+++ Records for processing +++
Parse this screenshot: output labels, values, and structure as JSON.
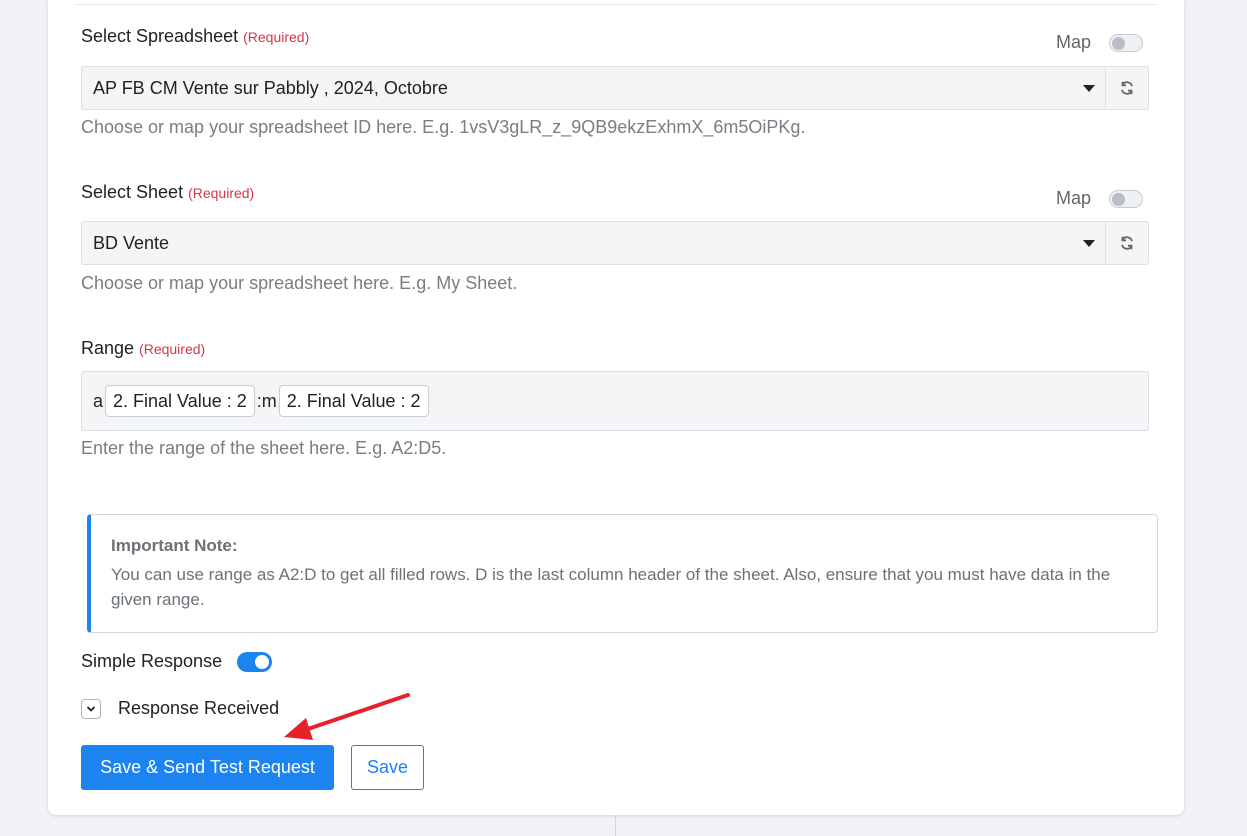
{
  "spreadsheet": {
    "label": "Select Spreadsheet",
    "required": "(Required)",
    "map_label": "Map",
    "value": "AP FB CM Vente sur Pabbly , 2024, Octobre",
    "help": "Choose or map your spreadsheet ID here. E.g. 1vsV3gLR_z_9QB9ekzExhmX_6m5OiPKg."
  },
  "sheet": {
    "label": "Select Sheet",
    "required": "(Required)",
    "map_label": "Map",
    "value": "BD Vente",
    "help": "Choose or map your spreadsheet here. E.g. My Sheet."
  },
  "range": {
    "label": "Range",
    "required": "(Required)",
    "prefix": "a",
    "chip1": "2. Final Value : 2",
    "separator": ":m",
    "chip2": "2. Final Value : 2",
    "help": "Enter the range of the sheet here. E.g. A2:D5."
  },
  "note": {
    "title": "Important Note:",
    "body": "You can use range as A2:D to get all filled rows. D is the last column header of the sheet. Also, ensure that you must have data in the given range."
  },
  "simple_response": {
    "label": "Simple Response",
    "enabled": true
  },
  "response_received": {
    "label": "Response Received"
  },
  "buttons": {
    "save_send": "Save & Send Test Request",
    "save": "Save"
  },
  "colors": {
    "primary": "#1b84f1",
    "required": "#d0384a",
    "annotation_arrow": "#e8202a"
  }
}
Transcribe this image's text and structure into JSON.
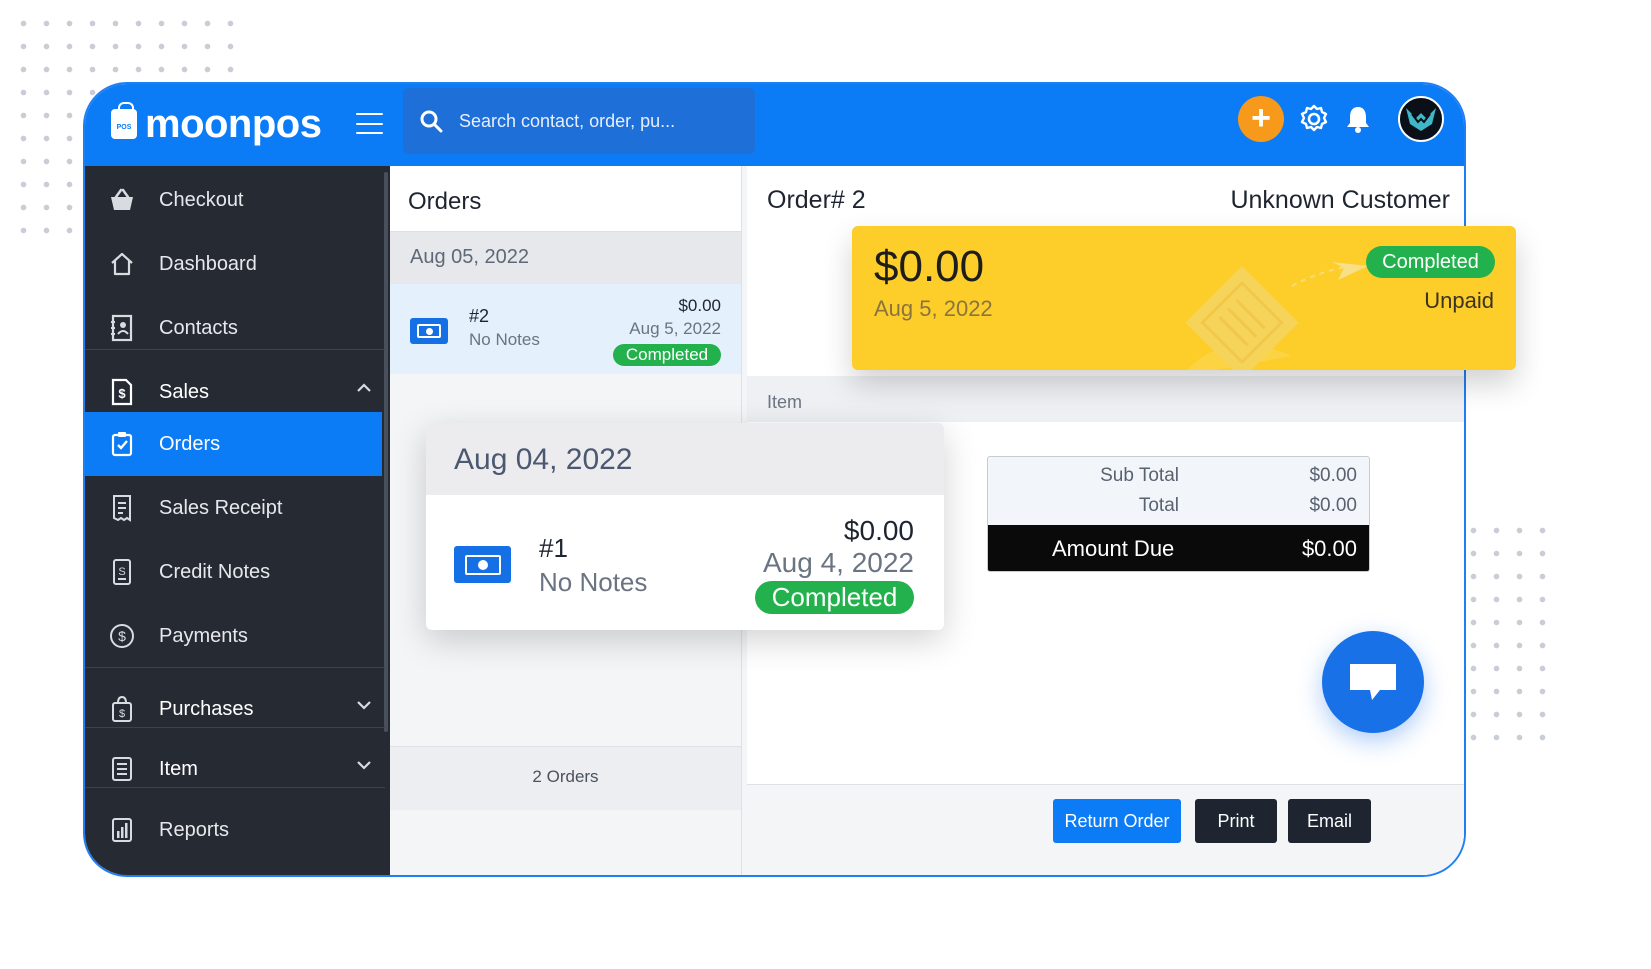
{
  "app": {
    "logo_text": "moonpos",
    "logo_badge": "POS"
  },
  "search": {
    "placeholder": "Search contact, order, pu..."
  },
  "sidebar": {
    "items": [
      {
        "label": "Checkout"
      },
      {
        "label": "Dashboard"
      },
      {
        "label": "Contacts"
      },
      {
        "label": "Sales"
      },
      {
        "label": "Orders"
      },
      {
        "label": "Sales Receipt"
      },
      {
        "label": "Credit Notes"
      },
      {
        "label": "Payments"
      },
      {
        "label": "Purchases"
      },
      {
        "label": "Item"
      },
      {
        "label": "Reports"
      }
    ]
  },
  "orders": {
    "title": "Orders",
    "group_date": "Aug 05, 2022",
    "row": {
      "number": "#2",
      "notes": "No Notes",
      "amount": "$0.00",
      "date": "Aug 5, 2022",
      "status": "Completed"
    },
    "count": "2 Orders"
  },
  "detail": {
    "title": "Order# 2",
    "customer": "Unknown Customer",
    "item_header": "Item",
    "subtotal_label": "Sub Total",
    "subtotal_value": "$0.00",
    "total_label": "Total",
    "total_value": "$0.00",
    "amount_due_label": "Amount Due",
    "amount_due_value": "$0.00",
    "buttons": {
      "return": "Return Order",
      "print": "Print",
      "email": "Email"
    }
  },
  "summary_card": {
    "amount": "$0.00",
    "date": "Aug 5, 2022",
    "status": "Completed",
    "payment": "Unpaid"
  },
  "popup": {
    "group_date": "Aug 04, 2022",
    "number": "#1",
    "notes": "No Notes",
    "amount": "$0.00",
    "date": "Aug 4, 2022",
    "status": "Completed"
  },
  "colors": {
    "brand": "#0b7bf6",
    "sidebar": "#262b33",
    "success": "#22b14c",
    "accent_orange": "#f79a1c",
    "card_yellow": "#fdcd29"
  }
}
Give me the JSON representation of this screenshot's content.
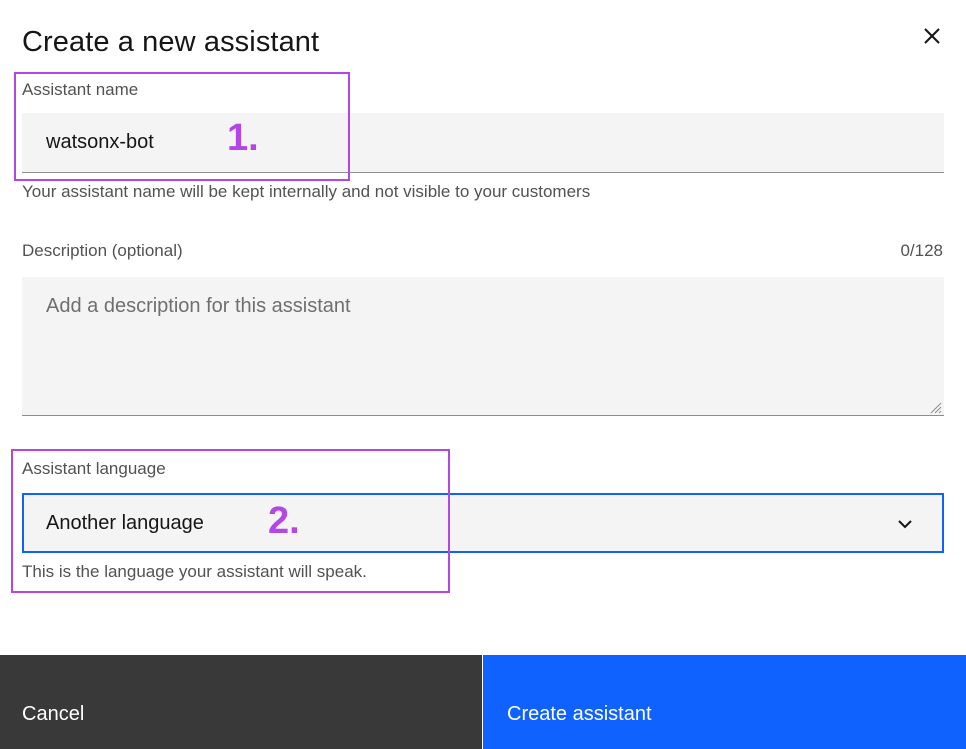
{
  "modal": {
    "title": "Create a new assistant",
    "close_icon": "close-icon"
  },
  "name_field": {
    "label": "Assistant name",
    "value": "watsonx-bot",
    "helper": "Your assistant name will be kept internally and not visible to your customers"
  },
  "description_field": {
    "label": "Description (optional)",
    "counter": "0/128",
    "value": "",
    "placeholder": "Add a description for this assistant"
  },
  "language_field": {
    "label": "Assistant language",
    "selected": "Another language",
    "helper": "This is the language your assistant will speak.",
    "dropdown_icon": "chevron-down-icon"
  },
  "annotations": {
    "step1": "1.",
    "step2": "2.",
    "color": "#b347e6"
  },
  "footer": {
    "cancel_label": "Cancel",
    "create_label": "Create assistant"
  },
  "colors": {
    "primary": "#0f62fe",
    "secondary": "#393939",
    "field_bg": "#f4f4f4"
  }
}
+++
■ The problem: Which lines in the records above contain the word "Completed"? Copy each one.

■ Exercise answer:
      "status": "Completed"
    "status": "Completed",
    "status": "Completed"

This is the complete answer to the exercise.